■ Exercise data:
=======
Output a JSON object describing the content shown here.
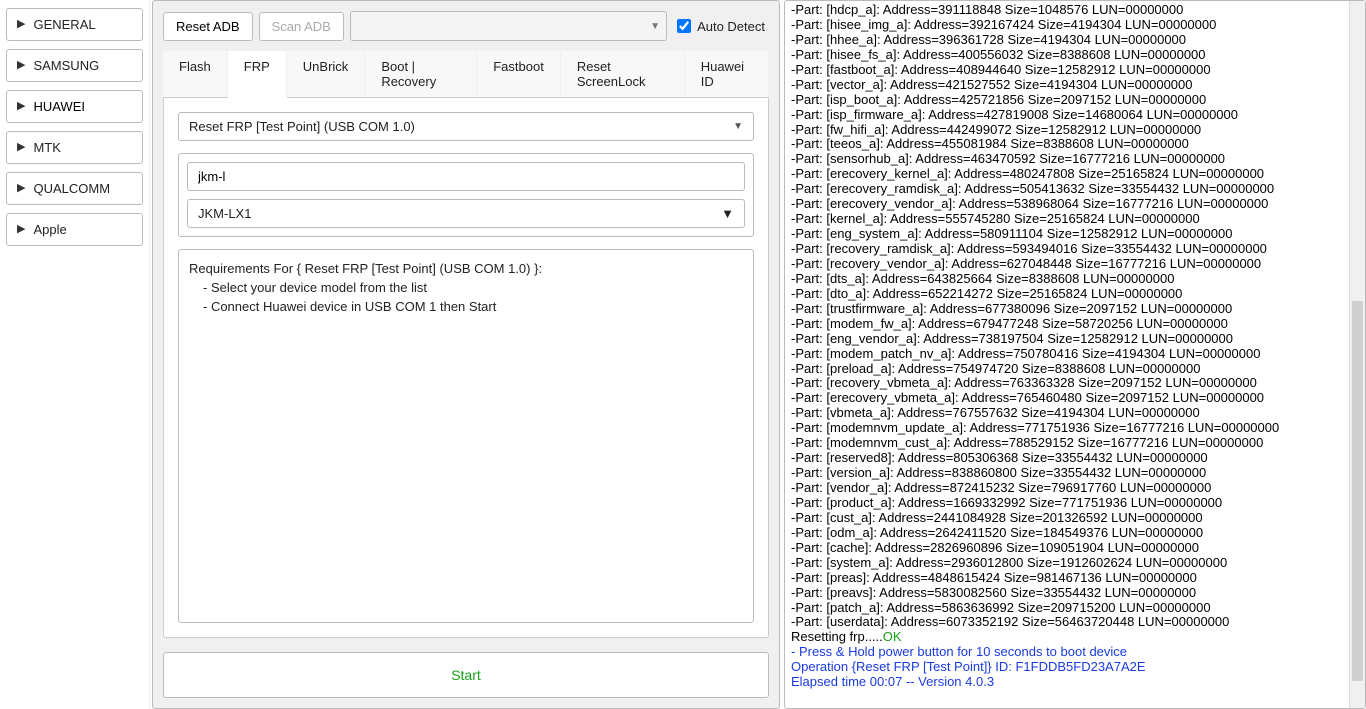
{
  "sidebar": {
    "items": [
      {
        "label": "GENERAL"
      },
      {
        "label": "SAMSUNG"
      },
      {
        "label": "HUAWEI"
      },
      {
        "label": "MTK"
      },
      {
        "label": "QUALCOMM"
      },
      {
        "label": "Apple"
      }
    ],
    "activeIndex": 2
  },
  "toolbar": {
    "reset_adb": "Reset ADB",
    "scan_adb": "Scan ADB",
    "auto_detect": "Auto Detect",
    "auto_detect_checked": true
  },
  "tabs": [
    {
      "label": "Flash"
    },
    {
      "label": "FRP"
    },
    {
      "label": "UnBrick"
    },
    {
      "label": "Boot | Recovery"
    },
    {
      "label": "Fastboot"
    },
    {
      "label": "Reset ScreenLock"
    },
    {
      "label": "Huawei ID"
    }
  ],
  "tabActiveIndex": 1,
  "frp": {
    "operation_select": "Reset FRP [Test Point] (USB COM 1.0)",
    "filter_value": "jkm-l",
    "model_select": "JKM-LX1",
    "requirements_title": "Requirements For { Reset FRP [Test Point] (USB COM 1.0) }:",
    "req_lines": [
      "- Select your device model from the list",
      "- Connect Huawei device in USB COM 1 then Start"
    ]
  },
  "start_label": "Start",
  "log": {
    "lines": [
      "-Part: [hdcp_a]: Address=391118848 Size=1048576 LUN=00000000",
      "-Part: [hisee_img_a]: Address=392167424 Size=4194304 LUN=00000000",
      "-Part: [hhee_a]: Address=396361728 Size=4194304 LUN=00000000",
      "-Part: [hisee_fs_a]: Address=400556032 Size=8388608 LUN=00000000",
      "-Part: [fastboot_a]: Address=408944640 Size=12582912 LUN=00000000",
      "-Part: [vector_a]: Address=421527552 Size=4194304 LUN=00000000",
      "-Part: [isp_boot_a]: Address=425721856 Size=2097152 LUN=00000000",
      "-Part: [isp_firmware_a]: Address=427819008 Size=14680064 LUN=00000000",
      "-Part: [fw_hifi_a]: Address=442499072 Size=12582912 LUN=00000000",
      "-Part: [teeos_a]: Address=455081984 Size=8388608 LUN=00000000",
      "-Part: [sensorhub_a]: Address=463470592 Size=16777216 LUN=00000000",
      "-Part: [erecovery_kernel_a]: Address=480247808 Size=25165824 LUN=00000000",
      "-Part: [erecovery_ramdisk_a]: Address=505413632 Size=33554432 LUN=00000000",
      "-Part: [erecovery_vendor_a]: Address=538968064 Size=16777216 LUN=00000000",
      "-Part: [kernel_a]: Address=555745280 Size=25165824 LUN=00000000",
      "-Part: [eng_system_a]: Address=580911104 Size=12582912 LUN=00000000",
      "-Part: [recovery_ramdisk_a]: Address=593494016 Size=33554432 LUN=00000000",
      "-Part: [recovery_vendor_a]: Address=627048448 Size=16777216 LUN=00000000",
      "-Part: [dts_a]: Address=643825664 Size=8388608 LUN=00000000",
      "-Part: [dto_a]: Address=652214272 Size=25165824 LUN=00000000",
      "-Part: [trustfirmware_a]: Address=677380096 Size=2097152 LUN=00000000",
      "-Part: [modem_fw_a]: Address=679477248 Size=58720256 LUN=00000000",
      "-Part: [eng_vendor_a]: Address=738197504 Size=12582912 LUN=00000000",
      "-Part: [modem_patch_nv_a]: Address=750780416 Size=4194304 LUN=00000000",
      "-Part: [preload_a]: Address=754974720 Size=8388608 LUN=00000000",
      "-Part: [recovery_vbmeta_a]: Address=763363328 Size=2097152 LUN=00000000",
      "-Part: [erecovery_vbmeta_a]: Address=765460480 Size=2097152 LUN=00000000",
      "-Part: [vbmeta_a]: Address=767557632 Size=4194304 LUN=00000000",
      "-Part: [modemnvm_update_a]: Address=771751936 Size=16777216 LUN=00000000",
      "-Part: [modemnvm_cust_a]: Address=788529152 Size=16777216 LUN=00000000",
      "-Part: [reserved8]: Address=805306368 Size=33554432 LUN=00000000",
      "-Part: [version_a]: Address=838860800 Size=33554432 LUN=00000000",
      "-Part: [vendor_a]: Address=872415232 Size=796917760 LUN=00000000",
      "-Part: [product_a]: Address=1669332992 Size=771751936 LUN=00000000",
      "-Part: [cust_a]: Address=2441084928 Size=201326592 LUN=00000000",
      "-Part: [odm_a]: Address=2642411520 Size=184549376 LUN=00000000",
      "-Part: [cache]: Address=2826960896 Size=109051904 LUN=00000000",
      "-Part: [system_a]: Address=2936012800 Size=1912602624 LUN=00000000",
      "-Part: [preas]: Address=4848615424 Size=981467136 LUN=00000000",
      "-Part: [preavs]: Address=5830082560 Size=33554432 LUN=00000000",
      "-Part: [patch_a]: Address=5863636992 Size=209715200 LUN=00000000",
      "-Part: [userdata]: Address=6073352192 Size=56463720448 LUN=00000000"
    ],
    "resetting_prefix": "Resetting frp.....",
    "ok": "OK",
    "blue_lines": [
      "- Press & Hold power button for 10 seconds to boot device",
      "Operation {Reset FRP [Test Point]} ID: F1FDDB5FD23A7A2E",
      "Elapsed time 00:07 -- Version 4.0.3"
    ]
  }
}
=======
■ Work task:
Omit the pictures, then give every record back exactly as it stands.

■ Problem solution:
Output a JSON object describing the content shown here.
{
  "sidebar": {
    "items": [
      {
        "label": "GENERAL"
      },
      {
        "label": "SAMSUNG"
      },
      {
        "label": "HUAWEI"
      },
      {
        "label": "MTK"
      },
      {
        "label": "QUALCOMM"
      },
      {
        "label": "Apple"
      }
    ],
    "activeIndex": 2
  },
  "toolbar": {
    "reset_adb": "Reset ADB",
    "scan_adb": "Scan ADB",
    "auto_detect": "Auto Detect",
    "auto_detect_checked": true
  },
  "tabs": [
    {
      "label": "Flash"
    },
    {
      "label": "FRP"
    },
    {
      "label": "UnBrick"
    },
    {
      "label": "Boot | Recovery"
    },
    {
      "label": "Fastboot"
    },
    {
      "label": "Reset ScreenLock"
    },
    {
      "label": "Huawei ID"
    }
  ],
  "tabActiveIndex": 1,
  "frp": {
    "operation_select": "Reset FRP [Test Point] (USB COM 1.0)",
    "filter_value": "jkm-l",
    "model_select": "JKM-LX1",
    "requirements_title": "Requirements For { Reset FRP [Test Point] (USB COM 1.0) }:",
    "req_lines": [
      "- Select your device model from the list",
      "- Connect Huawei device in USB COM 1 then Start"
    ]
  },
  "start_label": "Start",
  "log": {
    "lines": [
      "-Part: [hdcp_a]: Address=391118848 Size=1048576 LUN=00000000",
      "-Part: [hisee_img_a]: Address=392167424 Size=4194304 LUN=00000000",
      "-Part: [hhee_a]: Address=396361728 Size=4194304 LUN=00000000",
      "-Part: [hisee_fs_a]: Address=400556032 Size=8388608 LUN=00000000",
      "-Part: [fastboot_a]: Address=408944640 Size=12582912 LUN=00000000",
      "-Part: [vector_a]: Address=421527552 Size=4194304 LUN=00000000",
      "-Part: [isp_boot_a]: Address=425721856 Size=2097152 LUN=00000000",
      "-Part: [isp_firmware_a]: Address=427819008 Size=14680064 LUN=00000000",
      "-Part: [fw_hifi_a]: Address=442499072 Size=12582912 LUN=00000000",
      "-Part: [teeos_a]: Address=455081984 Size=8388608 LUN=00000000",
      "-Part: [sensorhub_a]: Address=463470592 Size=16777216 LUN=00000000",
      "-Part: [erecovery_kernel_a]: Address=480247808 Size=25165824 LUN=00000000",
      "-Part: [erecovery_ramdisk_a]: Address=505413632 Size=33554432 LUN=00000000",
      "-Part: [erecovery_vendor_a]: Address=538968064 Size=16777216 LUN=00000000",
      "-Part: [kernel_a]: Address=555745280 Size=25165824 LUN=00000000",
      "-Part: [eng_system_a]: Address=580911104 Size=12582912 LUN=00000000",
      "-Part: [recovery_ramdisk_a]: Address=593494016 Size=33554432 LUN=00000000",
      "-Part: [recovery_vendor_a]: Address=627048448 Size=16777216 LUN=00000000",
      "-Part: [dts_a]: Address=643825664 Size=8388608 LUN=00000000",
      "-Part: [dto_a]: Address=652214272 Size=25165824 LUN=00000000",
      "-Part: [trustfirmware_a]: Address=677380096 Size=2097152 LUN=00000000",
      "-Part: [modem_fw_a]: Address=679477248 Size=58720256 LUN=00000000",
      "-Part: [eng_vendor_a]: Address=738197504 Size=12582912 LUN=00000000",
      "-Part: [modem_patch_nv_a]: Address=750780416 Size=4194304 LUN=00000000",
      "-Part: [preload_a]: Address=754974720 Size=8388608 LUN=00000000",
      "-Part: [recovery_vbmeta_a]: Address=763363328 Size=2097152 LUN=00000000",
      "-Part: [erecovery_vbmeta_a]: Address=765460480 Size=2097152 LUN=00000000",
      "-Part: [vbmeta_a]: Address=767557632 Size=4194304 LUN=00000000",
      "-Part: [modemnvm_update_a]: Address=771751936 Size=16777216 LUN=00000000",
      "-Part: [modemnvm_cust_a]: Address=788529152 Size=16777216 LUN=00000000",
      "-Part: [reserved8]: Address=805306368 Size=33554432 LUN=00000000",
      "-Part: [version_a]: Address=838860800 Size=33554432 LUN=00000000",
      "-Part: [vendor_a]: Address=872415232 Size=796917760 LUN=00000000",
      "-Part: [product_a]: Address=1669332992 Size=771751936 LUN=00000000",
      "-Part: [cust_a]: Address=2441084928 Size=201326592 LUN=00000000",
      "-Part: [odm_a]: Address=2642411520 Size=184549376 LUN=00000000",
      "-Part: [cache]: Address=2826960896 Size=109051904 LUN=00000000",
      "-Part: [system_a]: Address=2936012800 Size=1912602624 LUN=00000000",
      "-Part: [preas]: Address=4848615424 Size=981467136 LUN=00000000",
      "-Part: [preavs]: Address=5830082560 Size=33554432 LUN=00000000",
      "-Part: [patch_a]: Address=5863636992 Size=209715200 LUN=00000000",
      "-Part: [userdata]: Address=6073352192 Size=56463720448 LUN=00000000"
    ],
    "resetting_prefix": "Resetting frp.....",
    "ok": "OK",
    "blue_lines": [
      "- Press & Hold power button for 10 seconds to boot device",
      "Operation {Reset FRP [Test Point]} ID: F1FDDB5FD23A7A2E",
      "Elapsed time 00:07 -- Version 4.0.3"
    ]
  }
}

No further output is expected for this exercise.